|INTERVIEWING TIP OF THE MONTH
# 93 November 2007
"Medications as Tools: Patients as the Boss of Which Tool and When"
TISA Description of the Problem: In some instances the use of a medication can feel unsettling because a patient fears that the medication may be changing who they are meant to be - taking control of them. Sometimes a simple reassurance can be surprisingly helpful as described in the following practical tip provided by a psychiatrist from Nevada,
Angeline Lawrence, M.D.
Tip: I like to use the following approach when helping a patient process the meaning of taking a medication:
"Medication is a tool. It does not change who you are nor does it change the stresses of your life. But it can help take the edge off of your depression or anxiety in a way that can help you to engage in the work of taking care of your life the way you want to."
TISA Follow-up: The above approach by Angeline emphasizes to the patient that a medication is something that he or she uses as a way of returning their functioning back to normal. They are in control, not the medicine. Indeed, they have complete power to decide whether to use the medication or to stop it. The medication is a merely a tool.
Along these lines, in my primer written for prescribing clinicians, nurses, and case managers "Improving Medication Adherence: How to Talk with Patients About Their Medications (Shea, SC: Lippincott Williams & Wilkins, 2006)" I describe a method I like to use to address another common concern of patients that "somehow I should be able to get out of this depression without resorting to medications." I call this the "crutch myth" and find the following approach to be frequently effective in allaying this misconception:
"There is another common misconception that these medications are crutches, that somehow you should be able to cope with depression without medications. But if your brain is not making enough serotonin, it simply isn't making enough serotonin, and you can't just "will it" to make more, any more than a person with diabetes can will their pancreas to make more insulin. We would never tell a person with diabetes that their insulin is a crutch because it isn't. We are simply getting their insulin back to the normal level that everyone else has.
It is exactly the same with your depression. Your brain is not making enough serotonin, and we are just going to get your serotonin back to the normal level that everybody else has. It isn't a crutch. It is getting your serotonin level back to normal, so that you then have a fair chance to effectively cope with your stresses. Don't let anyone tell you it is a crutch, because it is simply not true."

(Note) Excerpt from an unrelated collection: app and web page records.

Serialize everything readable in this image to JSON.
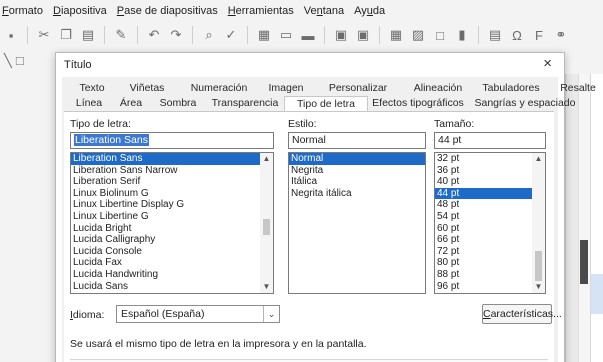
{
  "app": {
    "menus": [
      {
        "pre": "",
        "key": "F",
        "post": "ormato"
      },
      {
        "pre": "",
        "key": "D",
        "post": "iapositiva"
      },
      {
        "pre": "",
        "key": "P",
        "post": "ase de diapositivas"
      },
      {
        "pre": "",
        "key": "H",
        "post": "erramientas"
      },
      {
        "pre": "Ve",
        "key": "n",
        "post": "tana"
      },
      {
        "pre": "Ay",
        "key": "u",
        "post": "da"
      }
    ]
  },
  "dialog": {
    "title": "Título",
    "close_glyph": "×",
    "tabs_row1": [
      "Texto",
      "Viñetas",
      "Numeración",
      "Imagen",
      "Personalizar",
      "Alineación",
      "Tabuladores",
      "Resalte"
    ],
    "tabs_row2": [
      "Línea",
      "Área",
      "Sombra",
      "Transparencia",
      "Tipo de letra",
      "Efectos tipográficos",
      "Sangrías y espaciado"
    ],
    "active_tab": "Tipo de letra",
    "font": {
      "label": "Tipo de letra:",
      "value": "Liberation Sans",
      "items": [
        "Liberation Sans",
        "Liberation Sans Narrow",
        "Liberation Serif",
        "Linux Biolinum G",
        "Linux Libertine Display G",
        "Linux Libertine G",
        "Lucida Bright",
        "Lucida Calligraphy",
        "Lucida Console",
        "Lucida Fax",
        "Lucida Handwriting",
        "Lucida Sans"
      ],
      "selected_index": 0
    },
    "style": {
      "label": "Estilo:",
      "value": "Normal",
      "items": [
        "Normal",
        "Negrita",
        "Itálica",
        "Negrita itálica"
      ],
      "selected_index": 0
    },
    "size": {
      "label": "Tamaño:",
      "value": "44 pt",
      "items": [
        "32 pt",
        "36 pt",
        "40 pt",
        "44 pt",
        "48 pt",
        "54 pt",
        "60 pt",
        "66 pt",
        "72 pt",
        "80 pt",
        "88 pt",
        "96 pt"
      ],
      "selected_index": 3
    },
    "language": {
      "label_pre": "",
      "label_key": "I",
      "label_post": "dioma:",
      "value": "Español (España)"
    },
    "features_button": {
      "pre": "",
      "key": "C",
      "post": "aracterísticas..."
    },
    "info_text": "Se usará el mismo tipo de letra en la impresora y en la pantalla."
  }
}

I have had good-luck with this approach or variations on it, and it can be used nicely in tandem with the excellent tip provided by Angeline Lawrence.
Tip provided by:
Angeline Lawrence, M.D.
Northern Nevada Adult Mental Health Services